North Platte River, 1945
-- The Supreme Court ruled that Wyoming could irrigate up to 168,000 acres. Natural flow split at the state line 25% to Wyoming and 75% to Nebraska.
Laramie River, 1911, 1922
-- Allows Colorado to divert up to 39,750 acre feet per year.
Teton Creek and South Leigh Creek ("Roxanna" Decree), 1941
-- When the flow naturally available at the state line in either stream declines below specified thresholds, it is split between Wyoming and Idaho apportionment diversions.
Colorado River Compact, 1922
-- Divides the basin at Lee Ferry, AZ. Provides that the upper basin states may use 7.5 million acre feet annually.
Upper Colorado River, 1948
-- Apportions 14% of the water allocated in the Colorado River Compact to Wyoming.
Amended Bear River, 1978
-- Provides for administration of flows and storage between Utah, Idaho, and Wyoming.
Belle Fourche River, 1943
-- Allocates new uses after 1943, 10% to Wyoming and 90% to South Dakota.
Snake River, 1949
-- Wyoming may divert 4% of the ID-WY stateline flow for post-1949 uses.
Upper Niobrara River, 1962
-- Restrictions on storage in larger (over 500 acre feet) facilities.
Yellowstone River Compact, 1950
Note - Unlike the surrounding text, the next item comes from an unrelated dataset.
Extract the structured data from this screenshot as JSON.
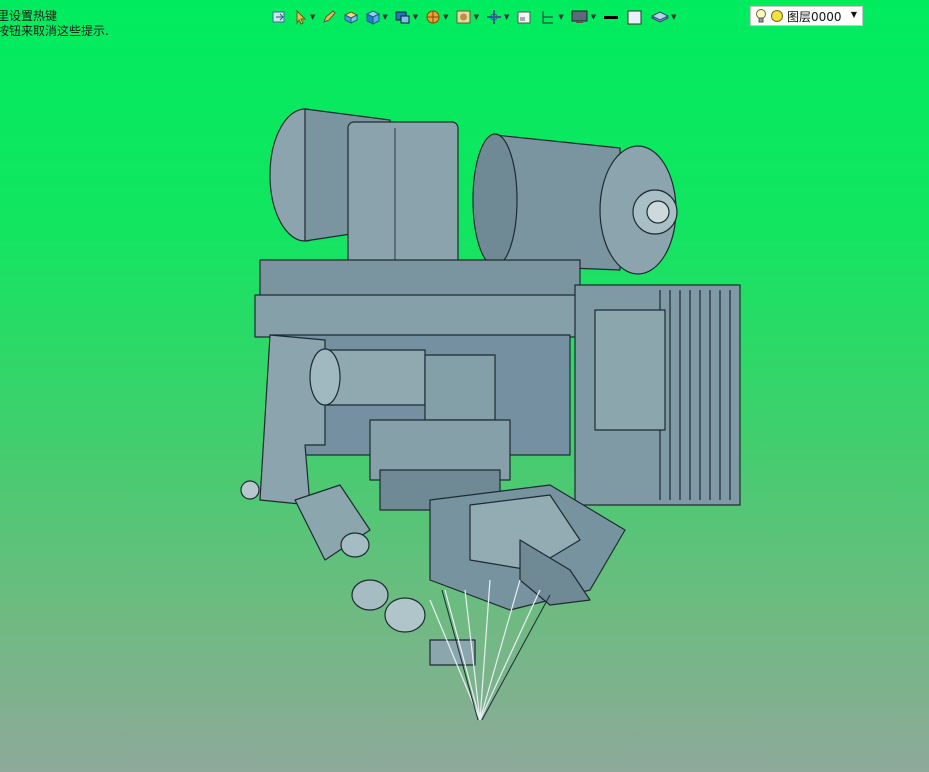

-- Allocates the flows of the Powder, Tongue, Bighorn and Clarks Fork Rivers between Montana and Wyoming.